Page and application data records

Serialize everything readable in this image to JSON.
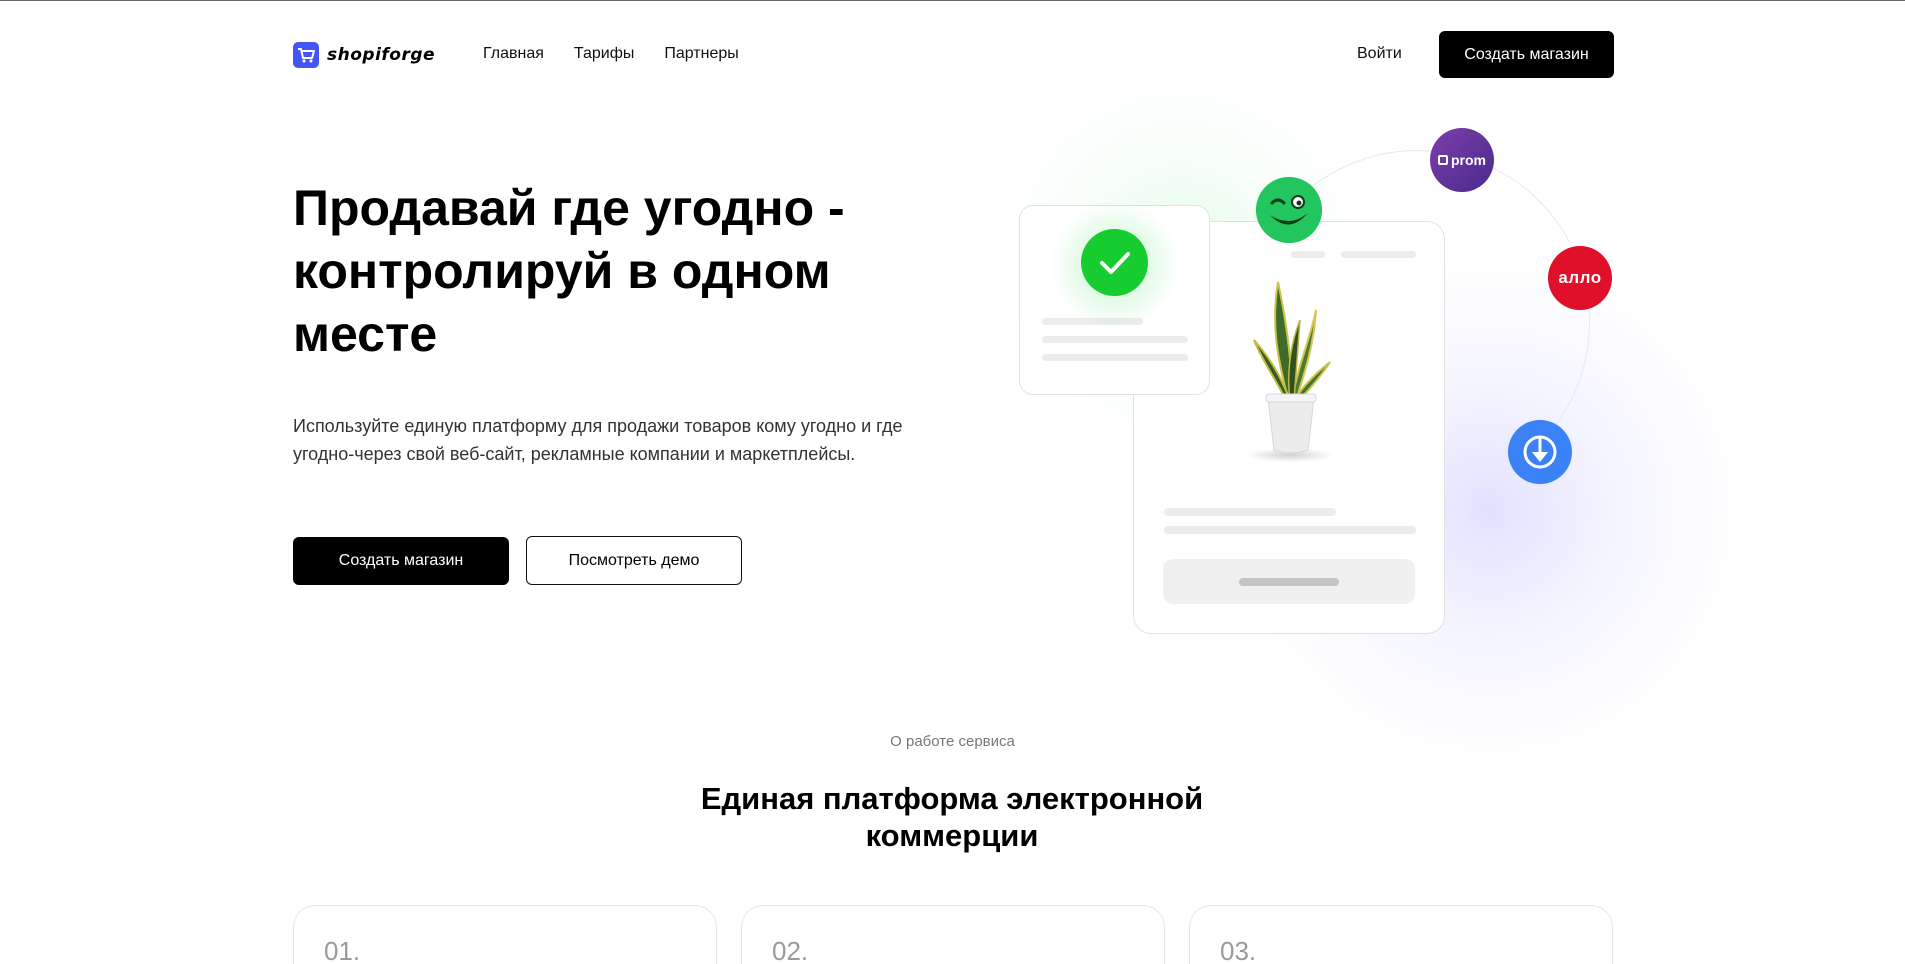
{
  "header": {
    "logo_text": "shopiforge",
    "nav": [
      "Главная",
      "Тарифы",
      "Партнеры"
    ],
    "login_label": "Войти",
    "cta_label": "Создать магазин"
  },
  "hero": {
    "title": "Продавай где угодно - контролируй в одном месте",
    "subtitle": "Используйте единую платформу для продажи товаров кому угодно и где угодно-через свой веб-сайт, рекламные компании и маркетплейсы.",
    "primary_button": "Создать магазин",
    "secondary_button": "Посмотреть демо"
  },
  "illustration": {
    "marketplaces": [
      {
        "name": "rozetka",
        "label": ""
      },
      {
        "name": "prom",
        "label": "prom"
      },
      {
        "name": "allo",
        "label": "алло"
      },
      {
        "name": "epicentr",
        "label": ""
      }
    ]
  },
  "about": {
    "kicker": "О работе сервиса",
    "title": "Единая платформа электронной коммерции",
    "steps": [
      {
        "number": "01."
      },
      {
        "number": "02."
      },
      {
        "number": "03."
      }
    ]
  },
  "colors": {
    "brand_blue": "#4356f5",
    "success_green": "#16cc2e",
    "prom_purple": "#6a35a0",
    "allo_red": "#e0102b",
    "epicentr_blue": "#3b82f6"
  }
}
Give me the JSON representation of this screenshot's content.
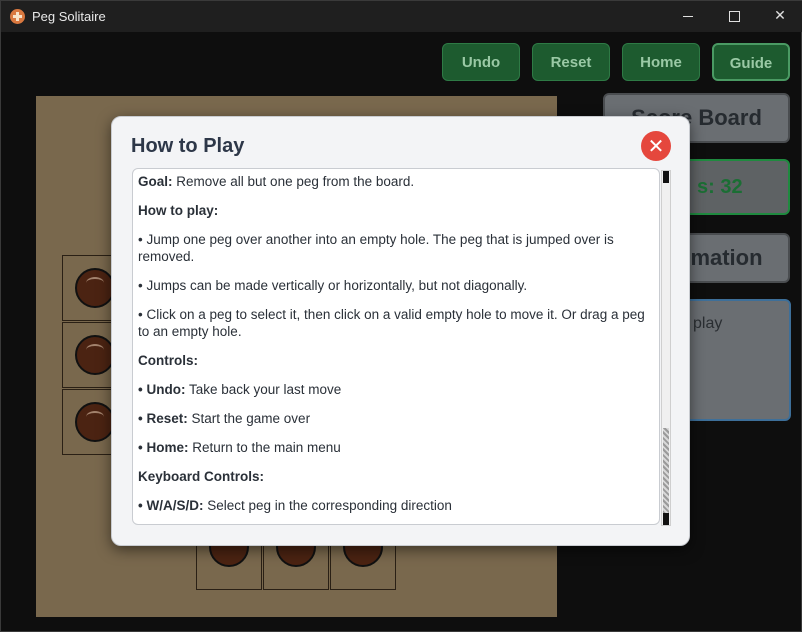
{
  "window": {
    "title": "Peg Solitaire",
    "minimize_label": "",
    "maximize_label": "",
    "close_label": "✕"
  },
  "toolbar": {
    "undo": "Undo",
    "reset": "Reset",
    "home": "Home",
    "guide": "Guide"
  },
  "sidebar": {
    "score_board": "Score Board",
    "score_text": "s: 32",
    "information": "mation",
    "info_text": "play"
  },
  "modal": {
    "title": "How to Play",
    "close": "✕",
    "goal_label": "Goal:",
    "goal_text": " Remove all but one peg from the board.",
    "how_label": "How to play:",
    "rule1": "• Jump one peg over another into an empty hole. The peg that is jumped over is removed.",
    "rule2": "• Jumps can be made vertically or horizontally, but not diagonally.",
    "rule3": "• Click on a peg to select it, then click on a valid empty hole to move it. Or drag a peg to an empty hole.",
    "controls_label": "Controls:",
    "undo_label": "• Undo:",
    "undo_text": " Take back your last move",
    "reset_label": "• Reset:",
    "reset_text": " Start the game over",
    "home_label": "• Home:",
    "home_text": " Return to the main menu",
    "keyboard_label": "Keyboard Controls:",
    "wasd_label": "• W/A/S/D:",
    "wasd_text": " Select peg in the corresponding direction"
  },
  "colors": {
    "board": "#79684d",
    "peg": "#4b2312",
    "button_green": "#1d5b2f",
    "close_red": "#e5473d"
  }
}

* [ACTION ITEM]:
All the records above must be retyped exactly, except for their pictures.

* [RESPONSE]:
Serialize everything readable in this image to JSON.
{
  "header": {
    "logo_text": "shopiforge",
    "nav": [
      "Главная",
      "Тарифы",
      "Партнеры"
    ],
    "login_label": "Войти",
    "cta_label": "Создать магазин"
  },
  "hero": {
    "title": "Продавай где угодно - контролируй в одном месте",
    "subtitle": "Используйте единую платформу для продажи товаров кому угодно и где угодно-через свой веб-сайт, рекламные компании и маркетплейсы.",
    "primary_button": "Создать магазин",
    "secondary_button": "Посмотреть демо"
  },
  "illustration": {
    "marketplaces": [
      {
        "name": "rozetka",
        "label": ""
      },
      {
        "name": "prom",
        "label": "prom"
      },
      {
        "name": "allo",
        "label": "алло"
      },
      {
        "name": "epicentr",
        "label": ""
      }
    ]
  },
  "about": {
    "kicker": "О работе сервиса",
    "title": "Единая платформа электронной коммерции",
    "steps": [
      {
        "number": "01."
      },
      {
        "number": "02."
      },
      {
        "number": "03."
      }
    ]
  },
  "colors": {
    "brand_blue": "#4356f5",
    "success_green": "#16cc2e",
    "prom_purple": "#6a35a0",
    "allo_red": "#e0102b",
    "epicentr_blue": "#3b82f6"
  }
}
Give me the JSON representation of this screenshot's content.
{
  "window": {
    "title": "Peg Solitaire",
    "minimize_label": "",
    "maximize_label": "",
    "close_label": "✕"
  },
  "toolbar": {
    "undo": "Undo",
    "reset": "Reset",
    "home": "Home",
    "guide": "Guide"
  },
  "sidebar": {
    "score_board": "Score Board",
    "score_text": "s: 32",
    "information": "mation",
    "info_text": "play"
  },
  "modal": {
    "title": "How to Play",
    "close": "✕",
    "goal_label": "Goal:",
    "goal_text": " Remove all but one peg from the board.",
    "how_label": "How to play:",
    "rule1": "• Jump one peg over another into an empty hole. The peg that is jumped over is removed.",
    "rule2": "• Jumps can be made vertically or horizontally, but not diagonally.",
    "rule3": "• Click on a peg to select it, then click on a valid empty hole to move it. Or drag a peg to an empty hole.",
    "controls_label": "Controls:",
    "undo_label": "• Undo:",
    "undo_text": " Take back your last move",
    "reset_label": "• Reset:",
    "reset_text": " Start the game over",
    "home_label": "• Home:",
    "home_text": " Return to the main menu",
    "keyboard_label": "Keyboard Controls:",
    "wasd_label": "• W/A/S/D:",
    "wasd_text": " Select peg in the corresponding direction"
  },
  "colors": {
    "board": "#79684d",
    "peg": "#4b2312",
    "button_green": "#1d5b2f",
    "close_red": "#e5473d"
  }
}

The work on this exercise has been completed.